September 6, 2020 - Putting identity issues in the background and maintaining the state's foreign policy course are the obligations of the new authorities in Montenegro, said the Executive Director of the Politikon network, Jovana Marović, stating that overcoming program and ideological differences are one of the main challenges.
She said the new government would be elected after decades of one-party rule and that the tasks ahead would be challenging for any party or coalition.
"The new government will consist of three coalitions with significant differences, both programmatically and ideologically. Overcoming these differences will be one of the main challenges for the new government to achieve the goals they have set," Marovic told MINA.
As she stated, one of those goals is to accelerate the process of democratization and move the integration process out of the current deadlock.
Marovic said that Montenegro has been stagnant for several years, and in many areas is falling behind established parameters.
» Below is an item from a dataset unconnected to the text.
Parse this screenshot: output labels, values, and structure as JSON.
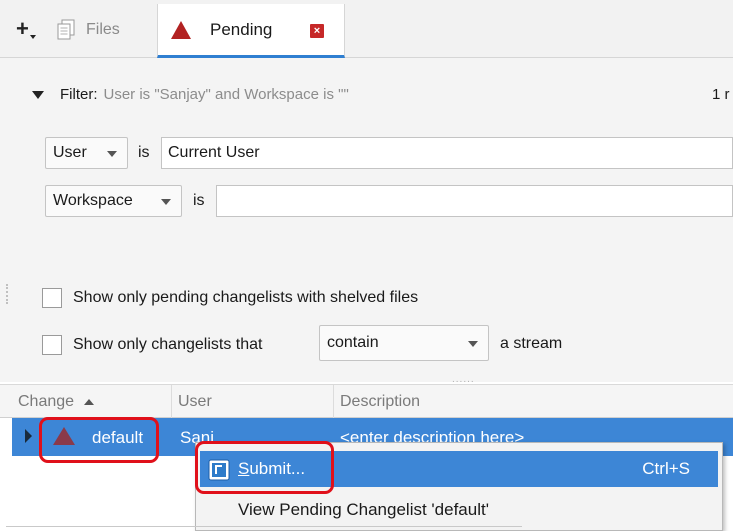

"The European Union (EU) has noted that there are elements of a captive state in Montenegro, while Freedom House has classified it as a hybrid regime. The economic situation with massive public debt is no better, with additional problems that arose from the crisis caused by coronavirus," said Marović.
She added that the new government must avoid clientelism and nepotism.
As Marovic stated, considering that so far all elections have been held with shortcomings in legislation and with a problematic voter list, these are problems that the new government will have to respond to for the next elections to be held in a democratic atmosphere with fair conditions.
"Putting identity issues in the background, maintaining the country's foreign policy course, and respecting everything written in the Constitution should be added to this palette. It should not be a challenge considering that these are the foundations of a democratic and pro-Western society. Still, suppose we return to the differences already mentioned between the parties - it will also be a challenge for the new government. Yet, at the same time, it is an obligation," Marovic said.
As she stated, the three coalitions' leaders agreed on the principles on which the new government should be based, and that is currently a reason for optimism.
"However, the coalition agreement should be more comprehensive and precise, while still basing itself on the agreed principles. Montenegro must fulfill the obligations arising from NATO membership and respect all international obligations and agreements it has signed," said Marovic.
She stressed that Montenegro must not back down from integration and efforts to become a full EU member.
"There are other, non-Western actors who are interested in Montenegro, and while in the economic sense we could talk about some shared interest, in the political sense, turning to these countries would not bring anything good," said Marovic.
Those countries, as she said, do not offer a framework for democratization, so their "mentoring" would mean moving away from the principles of liberal democracy, and Montenegro is already significantly behind EU countries in this area.
Marovic emphasized that democracy cannot be built without the change of government.
"And in that sense, it is positive that those who manage the processes will be different individuals. "The public now have proof that changes depend on them, and following that, they will know how to reward or punish the moves of the new government with their vote," concluded Marović.